Problem to work on: From the entries that follow, pick out all lines holding "count".

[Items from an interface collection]
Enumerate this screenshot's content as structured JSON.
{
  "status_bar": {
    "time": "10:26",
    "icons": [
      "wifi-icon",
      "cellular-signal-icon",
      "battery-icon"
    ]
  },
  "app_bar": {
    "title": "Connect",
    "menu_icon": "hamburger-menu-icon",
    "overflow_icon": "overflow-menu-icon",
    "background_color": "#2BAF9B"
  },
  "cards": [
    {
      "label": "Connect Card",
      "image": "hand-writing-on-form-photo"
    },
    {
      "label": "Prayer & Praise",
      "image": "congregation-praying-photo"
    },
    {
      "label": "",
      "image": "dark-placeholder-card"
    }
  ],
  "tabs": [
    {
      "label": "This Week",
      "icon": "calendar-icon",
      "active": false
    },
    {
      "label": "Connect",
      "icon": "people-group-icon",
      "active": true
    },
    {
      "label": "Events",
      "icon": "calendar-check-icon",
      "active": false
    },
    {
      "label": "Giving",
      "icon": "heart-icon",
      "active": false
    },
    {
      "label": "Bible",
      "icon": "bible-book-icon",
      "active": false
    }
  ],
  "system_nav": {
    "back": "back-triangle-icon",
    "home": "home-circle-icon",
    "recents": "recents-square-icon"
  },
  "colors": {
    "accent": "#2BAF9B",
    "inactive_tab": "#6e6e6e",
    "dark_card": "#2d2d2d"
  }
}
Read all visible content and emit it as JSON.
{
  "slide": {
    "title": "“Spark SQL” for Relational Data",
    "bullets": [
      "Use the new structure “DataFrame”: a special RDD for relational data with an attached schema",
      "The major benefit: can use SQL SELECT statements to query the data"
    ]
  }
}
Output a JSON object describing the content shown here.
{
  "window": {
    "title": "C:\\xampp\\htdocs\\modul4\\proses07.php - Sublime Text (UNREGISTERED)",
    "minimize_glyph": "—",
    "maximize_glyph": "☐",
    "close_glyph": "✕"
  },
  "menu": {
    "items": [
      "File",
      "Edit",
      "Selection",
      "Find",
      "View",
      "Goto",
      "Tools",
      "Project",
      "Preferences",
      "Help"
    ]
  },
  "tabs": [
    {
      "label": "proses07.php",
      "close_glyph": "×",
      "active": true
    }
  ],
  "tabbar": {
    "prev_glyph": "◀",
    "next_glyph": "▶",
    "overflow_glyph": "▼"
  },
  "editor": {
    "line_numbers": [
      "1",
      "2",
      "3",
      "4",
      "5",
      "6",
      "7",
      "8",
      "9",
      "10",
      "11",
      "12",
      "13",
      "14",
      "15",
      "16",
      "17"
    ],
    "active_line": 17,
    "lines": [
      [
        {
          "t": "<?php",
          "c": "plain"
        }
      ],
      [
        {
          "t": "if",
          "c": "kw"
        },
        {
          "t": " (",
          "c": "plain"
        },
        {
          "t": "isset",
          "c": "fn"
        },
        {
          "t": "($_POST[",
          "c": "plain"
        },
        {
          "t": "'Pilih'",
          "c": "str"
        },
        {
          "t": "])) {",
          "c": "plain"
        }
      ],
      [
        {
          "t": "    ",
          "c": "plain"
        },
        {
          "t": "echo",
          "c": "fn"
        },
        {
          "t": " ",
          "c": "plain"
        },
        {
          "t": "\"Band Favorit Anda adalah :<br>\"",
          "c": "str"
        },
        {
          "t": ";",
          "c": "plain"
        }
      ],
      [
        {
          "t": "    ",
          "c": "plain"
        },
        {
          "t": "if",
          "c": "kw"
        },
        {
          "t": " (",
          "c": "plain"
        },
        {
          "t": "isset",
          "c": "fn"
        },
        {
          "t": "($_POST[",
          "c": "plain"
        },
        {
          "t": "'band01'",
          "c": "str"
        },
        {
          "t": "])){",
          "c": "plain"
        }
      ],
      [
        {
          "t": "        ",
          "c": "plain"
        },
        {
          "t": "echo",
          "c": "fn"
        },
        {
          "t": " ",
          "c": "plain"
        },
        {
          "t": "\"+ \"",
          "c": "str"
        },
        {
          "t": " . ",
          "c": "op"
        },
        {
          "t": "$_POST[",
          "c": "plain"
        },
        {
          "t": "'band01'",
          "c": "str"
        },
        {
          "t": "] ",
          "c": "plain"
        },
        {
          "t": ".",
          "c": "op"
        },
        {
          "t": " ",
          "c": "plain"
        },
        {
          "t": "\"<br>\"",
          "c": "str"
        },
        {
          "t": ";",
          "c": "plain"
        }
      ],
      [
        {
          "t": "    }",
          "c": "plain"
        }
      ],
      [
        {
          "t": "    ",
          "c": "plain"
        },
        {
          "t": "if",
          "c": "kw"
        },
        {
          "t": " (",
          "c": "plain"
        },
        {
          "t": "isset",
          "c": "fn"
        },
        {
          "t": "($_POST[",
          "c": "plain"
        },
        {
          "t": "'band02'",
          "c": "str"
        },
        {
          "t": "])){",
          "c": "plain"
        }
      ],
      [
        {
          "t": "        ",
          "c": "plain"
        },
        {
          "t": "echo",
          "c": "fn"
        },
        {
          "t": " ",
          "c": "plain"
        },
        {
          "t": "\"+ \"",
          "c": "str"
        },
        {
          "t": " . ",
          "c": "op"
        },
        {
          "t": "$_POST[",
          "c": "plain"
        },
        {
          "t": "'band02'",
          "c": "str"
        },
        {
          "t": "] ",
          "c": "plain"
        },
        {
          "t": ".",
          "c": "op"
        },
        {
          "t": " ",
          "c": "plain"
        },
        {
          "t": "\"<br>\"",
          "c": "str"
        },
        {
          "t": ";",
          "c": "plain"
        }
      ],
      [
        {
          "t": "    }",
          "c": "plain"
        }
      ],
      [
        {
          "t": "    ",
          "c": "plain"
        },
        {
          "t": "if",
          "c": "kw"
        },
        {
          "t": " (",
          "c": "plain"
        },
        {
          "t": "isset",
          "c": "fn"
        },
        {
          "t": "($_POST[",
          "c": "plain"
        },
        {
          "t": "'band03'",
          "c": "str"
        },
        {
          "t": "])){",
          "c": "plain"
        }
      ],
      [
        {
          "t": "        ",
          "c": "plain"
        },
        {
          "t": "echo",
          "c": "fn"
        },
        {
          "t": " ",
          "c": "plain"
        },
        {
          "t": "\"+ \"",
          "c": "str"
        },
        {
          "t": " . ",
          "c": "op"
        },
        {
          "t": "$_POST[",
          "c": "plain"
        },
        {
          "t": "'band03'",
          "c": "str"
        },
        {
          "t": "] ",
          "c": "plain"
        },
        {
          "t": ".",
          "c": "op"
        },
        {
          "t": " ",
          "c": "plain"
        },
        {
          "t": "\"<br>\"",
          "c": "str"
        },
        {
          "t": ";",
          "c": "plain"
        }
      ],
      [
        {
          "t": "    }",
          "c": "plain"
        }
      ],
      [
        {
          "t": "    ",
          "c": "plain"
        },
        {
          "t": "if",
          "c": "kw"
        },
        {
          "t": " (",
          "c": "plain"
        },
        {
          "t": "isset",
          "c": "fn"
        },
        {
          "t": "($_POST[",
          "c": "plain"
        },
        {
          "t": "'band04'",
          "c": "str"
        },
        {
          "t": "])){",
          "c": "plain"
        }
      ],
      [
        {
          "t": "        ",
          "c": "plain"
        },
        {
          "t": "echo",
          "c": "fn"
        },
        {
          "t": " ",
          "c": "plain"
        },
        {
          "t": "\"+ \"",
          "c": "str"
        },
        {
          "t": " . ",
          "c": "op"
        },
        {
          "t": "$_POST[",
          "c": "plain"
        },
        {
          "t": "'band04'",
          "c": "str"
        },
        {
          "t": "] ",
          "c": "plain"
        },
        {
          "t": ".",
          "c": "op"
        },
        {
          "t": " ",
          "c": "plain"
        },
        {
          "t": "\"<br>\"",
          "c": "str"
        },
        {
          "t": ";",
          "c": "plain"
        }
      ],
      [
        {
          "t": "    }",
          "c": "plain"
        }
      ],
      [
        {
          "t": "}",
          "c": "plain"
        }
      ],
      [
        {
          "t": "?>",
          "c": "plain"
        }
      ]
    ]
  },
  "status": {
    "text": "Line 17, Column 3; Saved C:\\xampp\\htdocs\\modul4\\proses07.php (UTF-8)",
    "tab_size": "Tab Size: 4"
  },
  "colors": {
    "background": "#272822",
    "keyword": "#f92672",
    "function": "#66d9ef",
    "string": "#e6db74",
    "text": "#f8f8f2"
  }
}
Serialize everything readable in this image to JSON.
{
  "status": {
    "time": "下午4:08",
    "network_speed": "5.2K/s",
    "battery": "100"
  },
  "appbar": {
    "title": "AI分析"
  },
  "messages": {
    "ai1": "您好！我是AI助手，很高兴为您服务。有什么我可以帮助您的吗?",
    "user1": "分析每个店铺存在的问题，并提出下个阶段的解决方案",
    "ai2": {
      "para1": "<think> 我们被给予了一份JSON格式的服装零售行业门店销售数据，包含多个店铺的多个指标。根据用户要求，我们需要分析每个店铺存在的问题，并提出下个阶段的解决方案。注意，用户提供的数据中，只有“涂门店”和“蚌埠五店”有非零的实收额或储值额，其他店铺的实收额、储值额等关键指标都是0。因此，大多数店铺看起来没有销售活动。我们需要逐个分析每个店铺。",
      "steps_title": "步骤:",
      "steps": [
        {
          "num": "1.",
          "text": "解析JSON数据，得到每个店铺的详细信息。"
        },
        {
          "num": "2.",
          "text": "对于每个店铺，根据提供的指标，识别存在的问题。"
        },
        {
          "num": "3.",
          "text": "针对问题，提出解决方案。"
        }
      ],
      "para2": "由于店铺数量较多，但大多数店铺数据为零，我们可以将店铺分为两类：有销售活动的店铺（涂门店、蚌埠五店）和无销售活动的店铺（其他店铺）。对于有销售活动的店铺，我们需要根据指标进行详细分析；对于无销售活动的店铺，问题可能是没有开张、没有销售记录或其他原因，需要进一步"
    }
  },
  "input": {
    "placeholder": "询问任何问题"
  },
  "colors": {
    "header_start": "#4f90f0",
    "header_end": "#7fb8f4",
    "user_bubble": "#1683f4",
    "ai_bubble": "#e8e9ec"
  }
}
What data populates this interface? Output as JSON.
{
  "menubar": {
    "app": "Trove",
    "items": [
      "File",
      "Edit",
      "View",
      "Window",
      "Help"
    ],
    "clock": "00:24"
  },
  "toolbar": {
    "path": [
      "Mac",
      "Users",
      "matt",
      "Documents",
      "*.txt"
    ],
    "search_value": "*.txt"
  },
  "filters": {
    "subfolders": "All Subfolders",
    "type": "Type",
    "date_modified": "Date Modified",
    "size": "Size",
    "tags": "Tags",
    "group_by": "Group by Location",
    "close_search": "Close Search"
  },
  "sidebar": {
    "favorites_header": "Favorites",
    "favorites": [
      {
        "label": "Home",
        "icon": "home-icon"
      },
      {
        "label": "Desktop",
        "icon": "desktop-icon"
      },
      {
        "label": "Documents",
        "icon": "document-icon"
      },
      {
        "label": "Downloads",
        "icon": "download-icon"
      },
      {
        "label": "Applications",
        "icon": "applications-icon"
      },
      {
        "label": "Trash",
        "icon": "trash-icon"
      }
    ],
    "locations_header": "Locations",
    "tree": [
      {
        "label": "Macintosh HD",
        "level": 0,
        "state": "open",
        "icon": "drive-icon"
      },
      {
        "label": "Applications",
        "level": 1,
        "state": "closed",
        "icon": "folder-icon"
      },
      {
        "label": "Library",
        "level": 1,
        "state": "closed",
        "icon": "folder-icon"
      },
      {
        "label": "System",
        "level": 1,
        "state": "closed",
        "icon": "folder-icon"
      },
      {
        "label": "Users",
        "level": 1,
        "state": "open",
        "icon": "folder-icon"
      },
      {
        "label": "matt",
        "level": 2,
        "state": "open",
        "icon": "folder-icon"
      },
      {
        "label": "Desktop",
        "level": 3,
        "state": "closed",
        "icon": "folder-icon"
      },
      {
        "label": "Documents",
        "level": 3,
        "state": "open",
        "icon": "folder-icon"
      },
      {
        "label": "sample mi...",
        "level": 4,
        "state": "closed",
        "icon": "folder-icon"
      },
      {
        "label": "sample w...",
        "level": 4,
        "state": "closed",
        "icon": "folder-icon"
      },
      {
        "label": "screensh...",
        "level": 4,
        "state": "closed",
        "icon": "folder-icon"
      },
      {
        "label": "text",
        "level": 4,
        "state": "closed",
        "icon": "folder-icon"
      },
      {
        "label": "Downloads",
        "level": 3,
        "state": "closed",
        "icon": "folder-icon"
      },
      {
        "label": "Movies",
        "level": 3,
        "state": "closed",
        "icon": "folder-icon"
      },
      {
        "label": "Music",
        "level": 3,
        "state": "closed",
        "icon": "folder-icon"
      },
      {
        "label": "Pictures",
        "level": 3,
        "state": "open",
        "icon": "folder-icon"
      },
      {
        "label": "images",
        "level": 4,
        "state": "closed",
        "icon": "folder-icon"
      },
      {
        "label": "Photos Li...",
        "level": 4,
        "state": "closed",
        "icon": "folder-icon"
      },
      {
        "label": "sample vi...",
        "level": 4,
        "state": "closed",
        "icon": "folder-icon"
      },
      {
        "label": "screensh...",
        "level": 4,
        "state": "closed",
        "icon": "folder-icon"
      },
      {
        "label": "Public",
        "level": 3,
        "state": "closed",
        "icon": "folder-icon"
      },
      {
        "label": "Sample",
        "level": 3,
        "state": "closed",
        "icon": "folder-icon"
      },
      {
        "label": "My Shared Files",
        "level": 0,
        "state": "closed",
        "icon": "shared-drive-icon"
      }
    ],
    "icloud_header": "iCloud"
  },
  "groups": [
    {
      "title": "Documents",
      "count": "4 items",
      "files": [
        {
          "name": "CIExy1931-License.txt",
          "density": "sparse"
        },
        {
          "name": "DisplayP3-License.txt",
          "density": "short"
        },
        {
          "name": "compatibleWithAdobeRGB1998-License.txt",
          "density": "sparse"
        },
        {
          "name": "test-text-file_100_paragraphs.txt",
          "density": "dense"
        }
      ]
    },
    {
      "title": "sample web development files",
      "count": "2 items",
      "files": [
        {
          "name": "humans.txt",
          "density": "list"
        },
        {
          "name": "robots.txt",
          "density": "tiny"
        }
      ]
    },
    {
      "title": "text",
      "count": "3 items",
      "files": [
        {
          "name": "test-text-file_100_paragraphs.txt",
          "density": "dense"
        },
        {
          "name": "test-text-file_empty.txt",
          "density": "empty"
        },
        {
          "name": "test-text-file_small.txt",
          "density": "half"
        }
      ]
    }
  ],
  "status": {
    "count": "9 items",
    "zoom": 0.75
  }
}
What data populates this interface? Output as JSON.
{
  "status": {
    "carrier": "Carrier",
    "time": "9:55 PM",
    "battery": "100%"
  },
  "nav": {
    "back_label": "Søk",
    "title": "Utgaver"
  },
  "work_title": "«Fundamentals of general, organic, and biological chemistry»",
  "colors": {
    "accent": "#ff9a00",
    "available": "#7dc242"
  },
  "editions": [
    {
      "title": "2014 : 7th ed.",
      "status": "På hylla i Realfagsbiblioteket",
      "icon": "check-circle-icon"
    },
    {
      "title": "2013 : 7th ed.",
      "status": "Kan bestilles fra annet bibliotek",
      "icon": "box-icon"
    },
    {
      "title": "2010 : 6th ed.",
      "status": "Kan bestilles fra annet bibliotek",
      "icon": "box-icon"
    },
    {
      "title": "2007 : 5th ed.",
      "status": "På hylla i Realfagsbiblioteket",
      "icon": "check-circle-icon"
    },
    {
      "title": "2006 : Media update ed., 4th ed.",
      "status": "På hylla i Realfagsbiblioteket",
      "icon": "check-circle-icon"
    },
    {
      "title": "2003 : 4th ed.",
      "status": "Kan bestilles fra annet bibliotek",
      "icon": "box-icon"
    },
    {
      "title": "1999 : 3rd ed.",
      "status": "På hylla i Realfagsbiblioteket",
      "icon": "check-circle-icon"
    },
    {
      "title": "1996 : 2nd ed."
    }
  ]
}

Response to the exercise:
      "count": "4 items",
      "count": "2 items",
      "count": "3 items",
    "count": "9 items",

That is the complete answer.